"""
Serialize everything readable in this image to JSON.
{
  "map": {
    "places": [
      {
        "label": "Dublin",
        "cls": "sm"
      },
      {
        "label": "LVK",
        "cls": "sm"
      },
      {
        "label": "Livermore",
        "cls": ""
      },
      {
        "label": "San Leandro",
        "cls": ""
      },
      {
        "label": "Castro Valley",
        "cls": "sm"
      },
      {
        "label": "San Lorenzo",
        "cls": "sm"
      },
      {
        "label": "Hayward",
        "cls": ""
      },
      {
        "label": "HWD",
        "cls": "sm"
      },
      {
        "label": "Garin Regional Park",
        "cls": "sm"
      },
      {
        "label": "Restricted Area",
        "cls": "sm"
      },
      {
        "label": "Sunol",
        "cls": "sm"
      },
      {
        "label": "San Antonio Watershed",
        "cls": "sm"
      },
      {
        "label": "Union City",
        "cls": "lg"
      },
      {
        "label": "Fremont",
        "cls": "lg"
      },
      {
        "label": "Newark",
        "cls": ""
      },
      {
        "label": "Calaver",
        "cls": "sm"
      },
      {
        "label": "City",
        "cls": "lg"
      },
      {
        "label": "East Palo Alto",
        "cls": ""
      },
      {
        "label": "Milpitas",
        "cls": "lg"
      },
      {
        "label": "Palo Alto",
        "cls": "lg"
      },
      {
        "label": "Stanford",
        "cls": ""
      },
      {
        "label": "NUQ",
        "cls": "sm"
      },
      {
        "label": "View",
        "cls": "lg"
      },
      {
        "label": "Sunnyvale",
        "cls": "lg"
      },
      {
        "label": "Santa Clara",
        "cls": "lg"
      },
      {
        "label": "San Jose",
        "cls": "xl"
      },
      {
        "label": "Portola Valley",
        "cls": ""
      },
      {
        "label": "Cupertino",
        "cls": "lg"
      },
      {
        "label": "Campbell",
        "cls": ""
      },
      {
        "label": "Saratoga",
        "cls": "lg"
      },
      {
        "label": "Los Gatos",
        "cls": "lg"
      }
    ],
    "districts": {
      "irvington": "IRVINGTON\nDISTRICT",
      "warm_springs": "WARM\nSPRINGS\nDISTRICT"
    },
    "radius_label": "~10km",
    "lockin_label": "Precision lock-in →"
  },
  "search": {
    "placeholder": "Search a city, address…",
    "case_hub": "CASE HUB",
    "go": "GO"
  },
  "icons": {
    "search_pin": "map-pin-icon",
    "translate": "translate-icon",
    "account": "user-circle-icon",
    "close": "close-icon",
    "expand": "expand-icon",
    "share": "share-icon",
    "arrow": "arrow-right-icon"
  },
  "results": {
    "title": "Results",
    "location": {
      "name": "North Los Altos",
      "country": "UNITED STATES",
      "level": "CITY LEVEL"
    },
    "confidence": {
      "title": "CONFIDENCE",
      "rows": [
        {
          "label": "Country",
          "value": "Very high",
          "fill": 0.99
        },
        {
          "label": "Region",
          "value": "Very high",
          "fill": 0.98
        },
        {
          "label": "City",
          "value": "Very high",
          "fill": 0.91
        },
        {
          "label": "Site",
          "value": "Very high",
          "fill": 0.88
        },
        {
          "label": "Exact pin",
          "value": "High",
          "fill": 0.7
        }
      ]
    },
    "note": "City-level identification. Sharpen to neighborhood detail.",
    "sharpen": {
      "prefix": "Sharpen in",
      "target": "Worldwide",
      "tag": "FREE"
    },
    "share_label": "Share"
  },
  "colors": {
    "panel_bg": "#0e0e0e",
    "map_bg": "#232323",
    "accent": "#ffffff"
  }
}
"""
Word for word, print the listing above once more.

Serialize everything readable in this image to JSON.
{
  "map": {
    "places": [
      {
        "label": "Dublin",
        "cls": "sm"
      },
      {
        "label": "LVK",
        "cls": "sm"
      },
      {
        "label": "Livermore",
        "cls": ""
      },
      {
        "label": "San Leandro",
        "cls": ""
      },
      {
        "label": "Castro Valley",
        "cls": "sm"
      },
      {
        "label": "San Lorenzo",
        "cls": "sm"
      },
      {
        "label": "Hayward",
        "cls": ""
      },
      {
        "label": "HWD",
        "cls": "sm"
      },
      {
        "label": "Garin Regional Park",
        "cls": "sm"
      },
      {
        "label": "Restricted Area",
        "cls": "sm"
      },
      {
        "label": "Sunol",
        "cls": "sm"
      },
      {
        "label": "San Antonio Watershed",
        "cls": "sm"
      },
      {
        "label": "Union City",
        "cls": "lg"
      },
      {
        "label": "Fremont",
        "cls": "lg"
      },
      {
        "label": "Newark",
        "cls": ""
      },
      {
        "label": "Calaver",
        "cls": "sm"
      },
      {
        "label": "City",
        "cls": "lg"
      },
      {
        "label": "East Palo Alto",
        "cls": ""
      },
      {
        "label": "Milpitas",
        "cls": "lg"
      },
      {
        "label": "Palo Alto",
        "cls": "lg"
      },
      {
        "label": "Stanford",
        "cls": ""
      },
      {
        "label": "NUQ",
        "cls": "sm"
      },
      {
        "label": "View",
        "cls": "lg"
      },
      {
        "label": "Sunnyvale",
        "cls": "lg"
      },
      {
        "label": "Santa Clara",
        "cls": "lg"
      },
      {
        "label": "San Jose",
        "cls": "xl"
      },
      {
        "label": "Portola Valley",
        "cls": ""
      },
      {
        "label": "Cupertino",
        "cls": "lg"
      },
      {
        "label": "Campbell",
        "cls": ""
      },
      {
        "label": "Saratoga",
        "cls": "lg"
      },
      {
        "label": "Los Gatos",
        "cls": "lg"
      }
    ],
    "districts": {
      "irvington": "IRVINGTON\nDISTRICT",
      "warm_springs": "WARM\nSPRINGS\nDISTRICT"
    },
    "radius_label": "~10km",
    "lockin_label": "Precision lock-in →"
  },
  "search": {
    "placeholder": "Search a city, address…",
    "case_hub": "CASE HUB",
    "go": "GO"
  },
  "icons": {
    "search_pin": "map-pin-icon",
    "translate": "translate-icon",
    "account": "user-circle-icon",
    "close": "close-icon",
    "expand": "expand-icon",
    "share": "share-icon",
    "arrow": "arrow-right-icon"
  },
  "results": {
    "title": "Results",
    "location": {
      "name": "North Los Altos",
      "country": "UNITED STATES",
      "level": "CITY LEVEL"
    },
    "confidence": {
      "title": "CONFIDENCE",
      "rows": [
        {
          "label": "Country",
          "value": "Very high",
          "fill": 0.99
        },
        {
          "label": "Region",
          "value": "Very high",
          "fill": 0.98
        },
        {
          "label": "City",
          "value": "Very high",
          "fill": 0.91
        },
        {
          "label": "Site",
          "value": "Very high",
          "fill": 0.88
        },
        {
          "label": "Exact pin",
          "value": "High",
          "fill": 0.7
        }
      ]
    },
    "note": "City-level identification. Sharpen to neighborhood detail.",
    "sharpen": {
      "prefix": "Sharpen in",
      "target": "Worldwide",
      "tag": "FREE"
    },
    "share_label": "Share"
  },
  "colors": {
    "panel_bg": "#0e0e0e",
    "map_bg": "#232323",
    "accent": "#ffffff"
  }
}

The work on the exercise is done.